How Do I Write A Performance Based Sow?

Key components of a performance-based SOW are:

  • Specific and clearly defined contract goals
  • Technical and schedule requirements stated in terms of desired results
  • Methods of performance measurement
  • Clearly established deliverables and other reporting requirements
  • Mandatory requirements that are limited to the Government's actual minimum needs

Remember, performance-based SOWs are not to be confused with generic goals or general "wish-lists." Do not use this tool as an excuse to abdicate your responsibility to clearly stipulate the required outcomes or results.

Minimum Mandatory PBSC Requirements
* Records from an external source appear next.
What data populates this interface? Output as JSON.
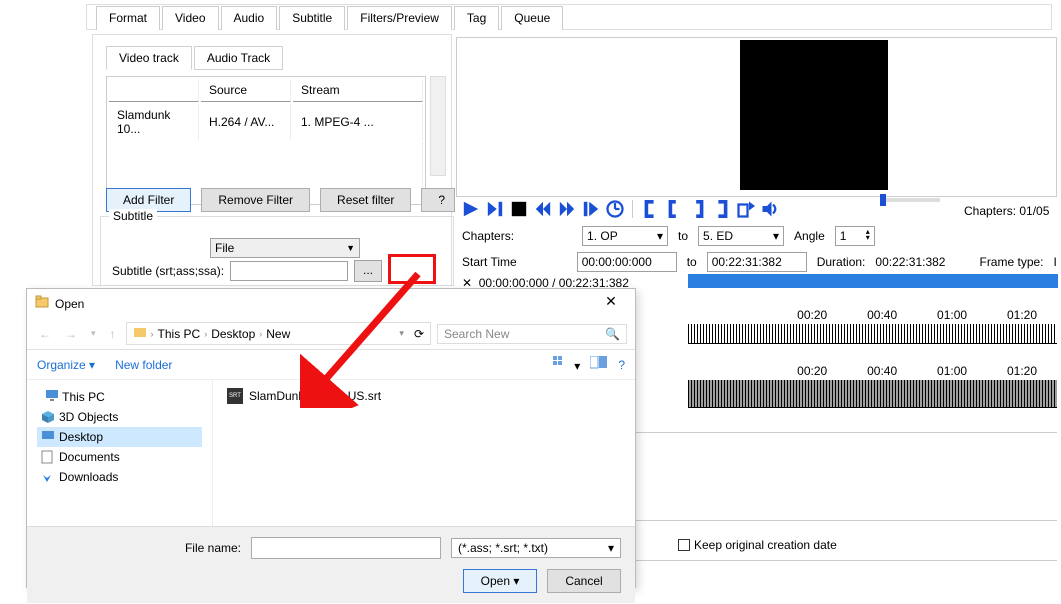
{
  "tabs": {
    "main": [
      "Format",
      "Video",
      "Audio",
      "Subtitle",
      "Filters/Preview",
      "Tag",
      "Queue"
    ],
    "activeMain": 4,
    "sub": [
      "Video track",
      "Audio Track"
    ],
    "activeSub": 0
  },
  "track_table": {
    "headers": [
      "",
      "Source",
      "Stream"
    ],
    "row": {
      "name": "Slamdunk 10...",
      "source": "H.264 / AV...",
      "stream": "1. MPEG-4 ..."
    }
  },
  "filter_buttons": {
    "add": "Add Filter",
    "remove": "Remove Filter",
    "reset": "Reset filter",
    "help": "?"
  },
  "subtitle": {
    "legend": "Subtitle",
    "type_selected": "File",
    "label": "Subtitle (srt;ass;ssa):",
    "value": "",
    "browse": "..."
  },
  "playback": {
    "chapters_label": "Chapters:",
    "to": "to",
    "chapter_from": "1. OP",
    "chapter_to": "5. ED",
    "angle_label": "Angle",
    "angle": "1",
    "start_label": "Start Time",
    "start": "00:00:00:000",
    "end": "00:22:31:382",
    "duration_label": "Duration:",
    "duration": "00:22:31:382",
    "frametype_label": "Frame type:",
    "frametype": "I",
    "pos": "00:00:00:000 / 00:22:31:382",
    "chapters_right": "Chapters: 01/05"
  },
  "timeline_labels": [
    "00:20",
    "00:40",
    "01:00",
    "01:20"
  ],
  "keep_original": "Keep original creation date",
  "dialog": {
    "title": "Open",
    "breadcrumb": [
      "This PC",
      "Desktop",
      "New"
    ],
    "search_placeholder": "Search New",
    "organize": "Organize",
    "newfolder": "New folder",
    "tree": [
      {
        "label": "This PC",
        "type": "root"
      },
      {
        "label": "3D Objects",
        "type": "folder3d"
      },
      {
        "label": "Desktop",
        "type": "desktop",
        "selected": true
      },
      {
        "label": "Documents",
        "type": "docs"
      },
      {
        "label": "Downloads",
        "type": "downloads"
      }
    ],
    "file": "SlamDunk101.en_US.srt",
    "filename_label": "File name:",
    "filename_value": "",
    "filter": "(*.ass; *.srt; *.txt)",
    "open": "Open",
    "cancel": "Cancel"
  }
}
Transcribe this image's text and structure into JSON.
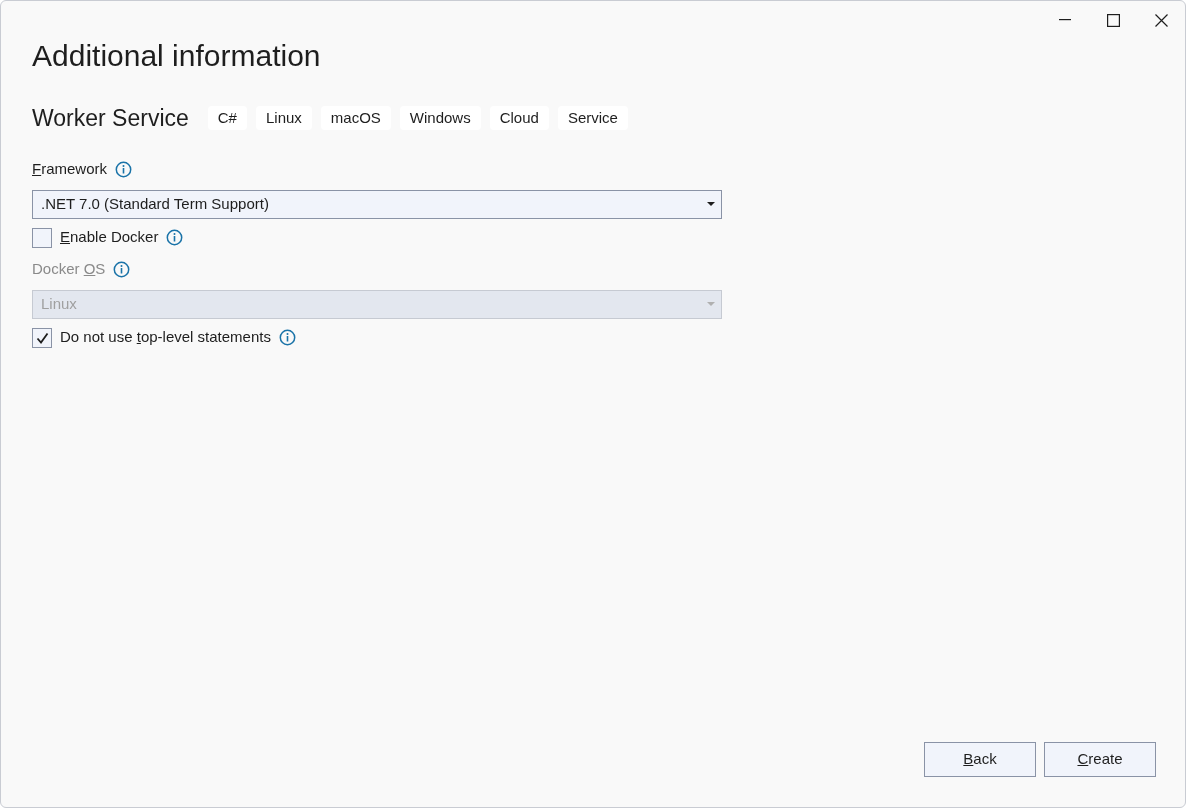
{
  "window": {
    "title": "Additional information"
  },
  "template": {
    "name": "Worker Service",
    "tags": [
      "C#",
      "Linux",
      "macOS",
      "Windows",
      "Cloud",
      "Service"
    ]
  },
  "fields": [
    {
      "kind": "label",
      "label": {
        "key": "F",
        "after": "ramework"
      },
      "disabled": false
    },
    {
      "kind": "dropdown",
      "value": ".NET 7.0 (Standard Term Support)",
      "disabled": false
    },
    {
      "kind": "checkbox",
      "label": {
        "key": "E",
        "after": "nable Docker"
      },
      "checked": false
    },
    {
      "kind": "label",
      "label": {
        "before": "Docker ",
        "key": "O",
        "after": "S"
      },
      "disabled": true
    },
    {
      "kind": "dropdown",
      "value": "Linux",
      "disabled": true
    },
    {
      "kind": "checkbox",
      "label": {
        "before": "Do not use ",
        "key": "t",
        "after": "op-level statements"
      },
      "checked": true
    }
  ],
  "buttons": [
    {
      "label": {
        "key": "B",
        "after": "ack"
      }
    },
    {
      "label": {
        "key": "C",
        "after": "reate"
      }
    }
  ]
}
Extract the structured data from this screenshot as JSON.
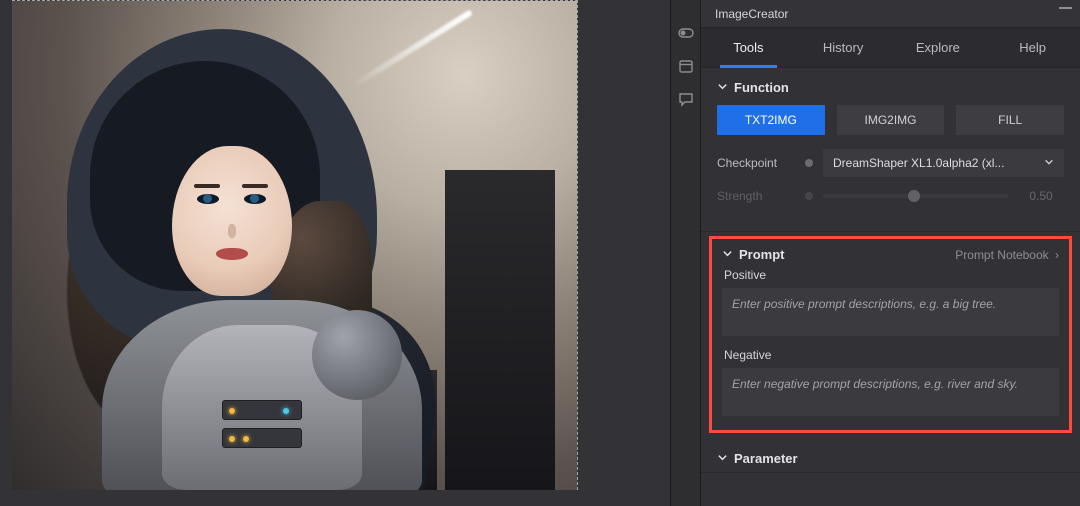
{
  "panel_title": "ImageCreator",
  "tabs": {
    "tools": "Tools",
    "history": "History",
    "explore": "Explore",
    "help": "Help"
  },
  "function": {
    "heading": "Function",
    "modes": {
      "txt2img": "TXT2IMG",
      "img2img": "IMG2IMG",
      "fill": "FILL"
    },
    "checkpoint_label": "Checkpoint",
    "checkpoint_value": "DreamShaper XL1.0alpha2 (xl...",
    "strength_label": "Strength",
    "strength_value": "0.50"
  },
  "prompt": {
    "heading": "Prompt",
    "notebook_link": "Prompt Notebook",
    "positive_label": "Positive",
    "positive_placeholder": "Enter positive prompt descriptions, e.g. a big tree.",
    "negative_label": "Negative",
    "negative_placeholder": "Enter negative prompt descriptions, e.g. river and sky."
  },
  "parameter": {
    "heading": "Parameter"
  },
  "icons": {
    "toggle": "toggle-icon",
    "calendar": "calendar-icon",
    "chat": "chat-icon"
  }
}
  1. Performance requirements that define the work in measurable, mission-related terms.
  2. Performance standards (i.e., quality, quantity, timeliness) tied to the performance requirements.
  3. A Government Quality Assurance (QA) plan that describes how the contractor's performance will be measured against the performance standards.
  4. If the acquisition is either critical to agency mission accomplishment or requires relatively large expenditures of funds, positive and negative incentives tied to the Government QA plan measurements.

Steps in Preparing a Performance Based SOW:

  1. Define contract goals
  2. Prepare a work breakdown structure.
  3. Develop each task statement in terms of tasks that the contractor is required to perform and clearly identify the desired output from each task. Express task statements in terms of "what is needed" vice "how to do it." This process should produce a results-oriented SOW which answers the following questions:
    1. What are the required outcomes?
    2. What accomplishments should come from the task?
    3. What needs to be measured to know if the results are the desired ones?
  4. Provide clear functional organization and funding allocations in the SOW to provide a basis for Government and contractor manpower resource lists.
  5. Define task completion criteria. The performance-based SOW should define what constitutes performance completion under the contract. Be explicit in describing how acceptance is to be achieved.
  6. Review applicable policies and regulations to identify minimum regulatory tasks.
  7. Ensure compatibility and consistency with the performance specification, logistic support strategy, and acquisition strategy.
  8. Rely on the vendor's existing in-house processes wherever practical.
  9. Apply incentives for high-value performance, but make sure the incentives are commensurate with the requirements and the risk.
  10. State tasks clearly so the contractor knows what is required. Vague work statements may hinder proposal preparation and source selection by limiting understanding of the Government's critical objectives. The performance-based SOW should clearly and unambiguously describe the tasks the contractor is expected to accomplish.
  11. Correctly cite references. Thoroughly review all references and sub-tier references (to other documents) to weed out unnecessary requirements.
  12. Identify quality assurance elements for both hardware and software throughout the life cycle.
  13. Give the contractor the full responsibility for quality performance by developing formal, measurable performance standards and surveillance plans.
  14. Identify references to data requirements in any task that generates a deliverable. Ensure that there is a clear task/data relationship to avoid giving conflicting direction. A conflict here could result in a formal protest.

Quality Under A Performance Based Sow

Accountability for the final outcome is explicit with a performance-based SOW. The contractor remains responsible and accountable for achieving required results based upon their own proposed technical and management approach and internal processes which have NOT been dictated by the Government. The offeror is given flexibility in their proposal but absorbs a commensurably greater risk share for contract performance.

This risk is transferred to the contractor two ways:

  1. by giving the contractor the full responsibility for quality performance by developing formal, measurable performance standards and surveillance plans in the SOW and
  2. through the use of contractor <incentives/disincentives> for successful/unsuccessful performance.

Incentive Examples:

Positive

  • When performance exceeds standard, pay x% of monthly payment into pool. At end of y months, pay contractor amount accrued in pool.
  • When performance exceeds standard, pay x% of monthly payment into pool. When pool has reached y dollars, pay contractor amount accrued in pool.
  • When performance has exceeded the standard for x consecutive months, reduce government oversight or contractor reporting , as appropriate.
  • Document past-performance report card, paying particular attention to performance that exceeded the
    standard.

Negative

  • When performance is below standard for a given time period, x% of that period's payment will be withheld.
  • When performance is below standard for a given time period, require the contractor to re-perform the service at no additional cost to the government.
  • When performance is below standard for x consecutive months, increase surveillance or contractor reporting.
  • Document past-performance report card, paying particular attention to performance that failed to meet the standard.

Generally, incentives are preferred over disincentives.